→ Required work
Among the entries below, count the lines holding the string "date". Respond with the number alone.

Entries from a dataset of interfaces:
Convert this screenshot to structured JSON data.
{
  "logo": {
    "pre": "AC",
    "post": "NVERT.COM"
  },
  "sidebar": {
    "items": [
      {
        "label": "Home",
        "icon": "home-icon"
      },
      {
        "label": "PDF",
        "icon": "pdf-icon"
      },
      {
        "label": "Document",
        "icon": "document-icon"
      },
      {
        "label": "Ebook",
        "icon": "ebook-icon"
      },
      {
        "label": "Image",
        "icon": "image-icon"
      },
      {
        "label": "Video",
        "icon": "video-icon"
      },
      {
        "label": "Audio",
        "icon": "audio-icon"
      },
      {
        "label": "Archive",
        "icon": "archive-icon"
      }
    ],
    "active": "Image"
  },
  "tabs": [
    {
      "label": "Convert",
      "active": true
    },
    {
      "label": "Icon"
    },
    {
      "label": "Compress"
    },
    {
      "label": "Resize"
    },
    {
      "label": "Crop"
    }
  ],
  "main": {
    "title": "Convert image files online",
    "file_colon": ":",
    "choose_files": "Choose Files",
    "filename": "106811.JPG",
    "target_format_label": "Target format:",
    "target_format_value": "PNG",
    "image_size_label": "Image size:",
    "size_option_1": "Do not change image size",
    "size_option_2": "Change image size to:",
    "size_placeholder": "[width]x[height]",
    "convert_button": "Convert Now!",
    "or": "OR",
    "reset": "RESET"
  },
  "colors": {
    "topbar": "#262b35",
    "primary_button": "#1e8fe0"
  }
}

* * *

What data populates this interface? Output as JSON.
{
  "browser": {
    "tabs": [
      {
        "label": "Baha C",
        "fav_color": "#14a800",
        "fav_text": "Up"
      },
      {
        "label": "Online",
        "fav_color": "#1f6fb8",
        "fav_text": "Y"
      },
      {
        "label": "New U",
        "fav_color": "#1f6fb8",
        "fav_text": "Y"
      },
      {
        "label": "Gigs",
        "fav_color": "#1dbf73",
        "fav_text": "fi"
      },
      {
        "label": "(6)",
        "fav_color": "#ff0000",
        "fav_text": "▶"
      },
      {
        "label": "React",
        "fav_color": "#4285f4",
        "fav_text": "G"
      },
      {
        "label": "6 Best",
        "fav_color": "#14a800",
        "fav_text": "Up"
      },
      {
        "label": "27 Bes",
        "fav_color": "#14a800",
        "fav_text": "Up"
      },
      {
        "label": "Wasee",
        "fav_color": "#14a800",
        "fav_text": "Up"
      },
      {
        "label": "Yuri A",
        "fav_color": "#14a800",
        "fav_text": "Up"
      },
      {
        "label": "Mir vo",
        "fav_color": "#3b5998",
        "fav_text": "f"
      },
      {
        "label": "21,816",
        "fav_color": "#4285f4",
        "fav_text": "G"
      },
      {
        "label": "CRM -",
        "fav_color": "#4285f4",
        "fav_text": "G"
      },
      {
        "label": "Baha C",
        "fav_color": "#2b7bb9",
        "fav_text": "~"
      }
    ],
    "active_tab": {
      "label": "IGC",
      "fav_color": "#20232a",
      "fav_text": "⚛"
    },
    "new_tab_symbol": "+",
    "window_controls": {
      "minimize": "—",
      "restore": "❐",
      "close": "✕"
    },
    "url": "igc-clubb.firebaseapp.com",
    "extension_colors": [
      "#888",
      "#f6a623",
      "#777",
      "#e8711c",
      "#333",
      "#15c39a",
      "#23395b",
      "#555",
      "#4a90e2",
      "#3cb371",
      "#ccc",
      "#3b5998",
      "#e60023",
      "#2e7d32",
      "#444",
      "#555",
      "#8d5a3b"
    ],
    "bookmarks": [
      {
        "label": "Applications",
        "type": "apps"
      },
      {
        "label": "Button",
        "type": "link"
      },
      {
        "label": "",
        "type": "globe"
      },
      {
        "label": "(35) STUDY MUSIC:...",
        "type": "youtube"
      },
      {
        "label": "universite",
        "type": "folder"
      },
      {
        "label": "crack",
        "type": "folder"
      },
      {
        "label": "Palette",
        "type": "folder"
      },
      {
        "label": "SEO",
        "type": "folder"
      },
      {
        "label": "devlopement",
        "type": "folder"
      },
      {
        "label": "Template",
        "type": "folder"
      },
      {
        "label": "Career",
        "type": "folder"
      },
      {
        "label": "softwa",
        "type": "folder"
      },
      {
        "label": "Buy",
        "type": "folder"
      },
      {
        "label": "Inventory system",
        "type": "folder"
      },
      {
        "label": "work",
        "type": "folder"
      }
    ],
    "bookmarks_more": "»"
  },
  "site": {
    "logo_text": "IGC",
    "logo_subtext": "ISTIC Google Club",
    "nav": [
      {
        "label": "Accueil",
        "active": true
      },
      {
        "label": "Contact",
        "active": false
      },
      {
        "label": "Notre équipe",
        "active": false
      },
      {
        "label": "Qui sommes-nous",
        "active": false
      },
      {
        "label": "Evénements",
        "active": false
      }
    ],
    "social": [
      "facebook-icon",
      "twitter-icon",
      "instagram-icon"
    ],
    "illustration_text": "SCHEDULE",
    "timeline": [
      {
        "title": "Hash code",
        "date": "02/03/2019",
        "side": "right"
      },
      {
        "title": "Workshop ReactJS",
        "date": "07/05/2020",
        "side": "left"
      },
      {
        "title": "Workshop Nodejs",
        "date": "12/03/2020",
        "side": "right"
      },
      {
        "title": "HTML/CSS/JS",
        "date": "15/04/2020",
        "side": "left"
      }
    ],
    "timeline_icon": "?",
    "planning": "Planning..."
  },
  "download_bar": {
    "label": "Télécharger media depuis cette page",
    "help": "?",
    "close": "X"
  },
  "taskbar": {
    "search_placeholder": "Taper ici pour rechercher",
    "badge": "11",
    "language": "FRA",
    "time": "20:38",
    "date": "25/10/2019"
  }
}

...

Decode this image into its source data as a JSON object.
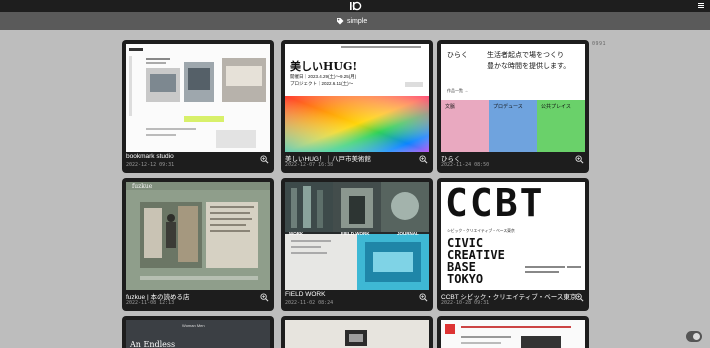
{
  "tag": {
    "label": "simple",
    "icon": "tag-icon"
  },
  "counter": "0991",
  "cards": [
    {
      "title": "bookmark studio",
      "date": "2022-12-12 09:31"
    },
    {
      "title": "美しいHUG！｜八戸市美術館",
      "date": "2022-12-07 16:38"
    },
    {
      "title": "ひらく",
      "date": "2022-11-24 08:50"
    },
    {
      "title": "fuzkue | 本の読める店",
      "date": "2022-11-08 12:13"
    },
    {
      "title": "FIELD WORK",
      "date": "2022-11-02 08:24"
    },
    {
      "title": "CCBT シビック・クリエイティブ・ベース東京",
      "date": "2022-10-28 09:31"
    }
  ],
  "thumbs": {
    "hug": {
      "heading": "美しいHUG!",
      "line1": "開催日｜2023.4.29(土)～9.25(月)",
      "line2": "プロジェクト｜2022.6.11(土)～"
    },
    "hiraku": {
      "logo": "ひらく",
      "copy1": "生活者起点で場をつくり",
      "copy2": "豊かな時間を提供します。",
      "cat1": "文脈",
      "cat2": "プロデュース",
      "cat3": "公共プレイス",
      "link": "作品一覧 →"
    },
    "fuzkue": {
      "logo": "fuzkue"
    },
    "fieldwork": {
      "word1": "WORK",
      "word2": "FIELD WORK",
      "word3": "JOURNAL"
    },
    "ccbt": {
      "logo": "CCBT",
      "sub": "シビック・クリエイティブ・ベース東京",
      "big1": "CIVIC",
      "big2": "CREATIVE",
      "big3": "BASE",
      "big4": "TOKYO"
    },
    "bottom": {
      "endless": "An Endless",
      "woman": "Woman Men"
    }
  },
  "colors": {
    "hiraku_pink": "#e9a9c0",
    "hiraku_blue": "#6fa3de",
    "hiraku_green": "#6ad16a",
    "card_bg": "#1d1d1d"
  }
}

→ Your response
11